|"Jonah, Seated Under the Gourd, Contemplates the City" |
(Maerten van Heemskerck)
Jonah stays angry, at least as far we can see. God tries to soften his heart, first with kindness, by growing a large plant to shield him from the sun; next, a harsher approach, in which he kills the plant and exposes the sulking prophet to the ravages of sun and wind. Jonah’s heart is unchanged: "I do well to be angry,” he says, “ angry enough to die” (Jonah 4:9). The story ends, as does Jesus’ parable, with the voice of the Father explaining to his angry son why it is better to show compassion for those who were lost in sin:
"You pity the plant, for which you did not labor, nor did you make it grow, which came into being in a night, and perished in a night.

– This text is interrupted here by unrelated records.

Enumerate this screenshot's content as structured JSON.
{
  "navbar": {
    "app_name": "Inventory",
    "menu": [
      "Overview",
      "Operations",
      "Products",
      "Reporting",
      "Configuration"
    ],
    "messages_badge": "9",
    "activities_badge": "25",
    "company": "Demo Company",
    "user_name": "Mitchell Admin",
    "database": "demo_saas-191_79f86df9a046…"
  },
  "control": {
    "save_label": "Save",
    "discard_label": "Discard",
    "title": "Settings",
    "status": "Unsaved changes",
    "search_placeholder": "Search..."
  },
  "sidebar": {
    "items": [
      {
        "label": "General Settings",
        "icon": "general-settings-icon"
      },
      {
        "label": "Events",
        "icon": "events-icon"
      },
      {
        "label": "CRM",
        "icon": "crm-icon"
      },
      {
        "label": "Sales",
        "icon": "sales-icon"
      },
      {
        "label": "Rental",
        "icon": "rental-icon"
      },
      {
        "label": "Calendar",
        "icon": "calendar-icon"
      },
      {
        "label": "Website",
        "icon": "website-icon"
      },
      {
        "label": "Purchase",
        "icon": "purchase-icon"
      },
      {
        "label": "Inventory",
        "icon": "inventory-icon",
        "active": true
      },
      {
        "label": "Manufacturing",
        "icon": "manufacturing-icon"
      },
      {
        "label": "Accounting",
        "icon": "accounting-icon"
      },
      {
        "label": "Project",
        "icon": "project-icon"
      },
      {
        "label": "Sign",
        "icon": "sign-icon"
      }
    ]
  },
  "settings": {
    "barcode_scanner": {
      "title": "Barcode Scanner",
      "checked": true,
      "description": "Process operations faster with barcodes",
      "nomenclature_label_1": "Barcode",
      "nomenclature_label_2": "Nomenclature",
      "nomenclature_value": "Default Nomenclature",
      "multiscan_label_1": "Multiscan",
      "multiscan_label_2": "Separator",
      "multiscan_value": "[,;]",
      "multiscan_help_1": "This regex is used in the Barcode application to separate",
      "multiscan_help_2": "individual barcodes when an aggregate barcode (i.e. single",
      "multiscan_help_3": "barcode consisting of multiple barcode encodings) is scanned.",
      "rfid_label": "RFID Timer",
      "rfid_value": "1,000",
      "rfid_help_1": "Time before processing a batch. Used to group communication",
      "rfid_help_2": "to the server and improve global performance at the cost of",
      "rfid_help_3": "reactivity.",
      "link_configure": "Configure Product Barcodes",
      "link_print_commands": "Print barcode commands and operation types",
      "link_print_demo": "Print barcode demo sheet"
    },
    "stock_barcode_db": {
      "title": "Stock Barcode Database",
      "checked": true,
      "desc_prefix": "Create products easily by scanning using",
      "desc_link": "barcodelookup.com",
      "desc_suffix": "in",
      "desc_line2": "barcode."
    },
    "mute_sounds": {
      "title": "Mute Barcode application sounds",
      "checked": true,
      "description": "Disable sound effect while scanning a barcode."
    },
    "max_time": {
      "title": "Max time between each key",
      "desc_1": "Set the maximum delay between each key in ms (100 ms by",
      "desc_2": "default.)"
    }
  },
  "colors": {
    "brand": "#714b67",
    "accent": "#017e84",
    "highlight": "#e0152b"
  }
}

And should not I pity Nineveh, that great city, in which there are more than a hundred and twenty thousand persons who do not know their right hand from their left, and also much cattle?" (Jonah 4:10-11)
In both places, it is left unsaid whether the Father’s kindly words eventually pierce the heart of his unforgiving son.
Which brings us back to Luke’s Gospel. The parable of the Prodigal Son is the culmination of a series of parables illustrating that, as Jesus says, “there will be more joy in heaven over one sinner who repents than over ninety-nine righteous persons who need no repentance” (Luke 15:7). He is addressing a group of Scribes and Pharisees who were grumbling about Jesus, saying "This man receives sinners and eats with them” (Luke 15:2). The angry son in the parable is obviously intended to represent Christ’s hard-hearted critics.
Scripture, of course, always works on numerous levels, and we can see other meanings in the unforgiving brother as well. As I meditated on this passage I could see myself in this unlovely figure; as much as I can identify with the erring but repentant son, I can also be the judging, unyielding son who refuses to share his Father’s joy in the redemption of those who had previously fallen. Sometimes, amazingly, I can be both at once.
In his way, the angry son is the worse sinner. There can be no doubt that the first son has indulged in serious and destructive wrongdoing, but because it’s so obvious, and the consequences so inescapable, he knows he needs to repent. The second son appears to be doing all the right things, and in fact he is . . . on the outside. He is really like (again) the scribes and pharisees, whom Jesus says "are like whitewashed tombs, which outwardly appear beautiful, but within they are full of dead men's bones and all uncleanness" (Matthew 23:27). The appearance of probity keeps him from seeing his own sinful heart, and he willingly removes himself from his father’s house. Jesus makes the same point with a different parable in Matthew’s Gospel:
A man had two sons; and he went to the first and said, 'Son, go and work in the vineyard today.' And he answered, 'I will not'; but afterward he repented and went. And he went to the second and said the same; and he answered, 'I go, sir,' but did not go. Which of the two did the will of his father?" They said, "The first." (Matthew 21:28-31)
This is, I think, a good point to consider as we embark upon Holy Week. It may be that the inspired author of Jonah, and Jesus himself with his parable, finish with a open-ended question, because we, in the person of the (self)righteous son, are being invited to give up our stubbornness and embrace the Father's compassion. All of us need to throw ourselves on the mercy of God, Who in his prodigal love for us gave His only Son to suffer and die for our sins. Who am I to place my judgment over His?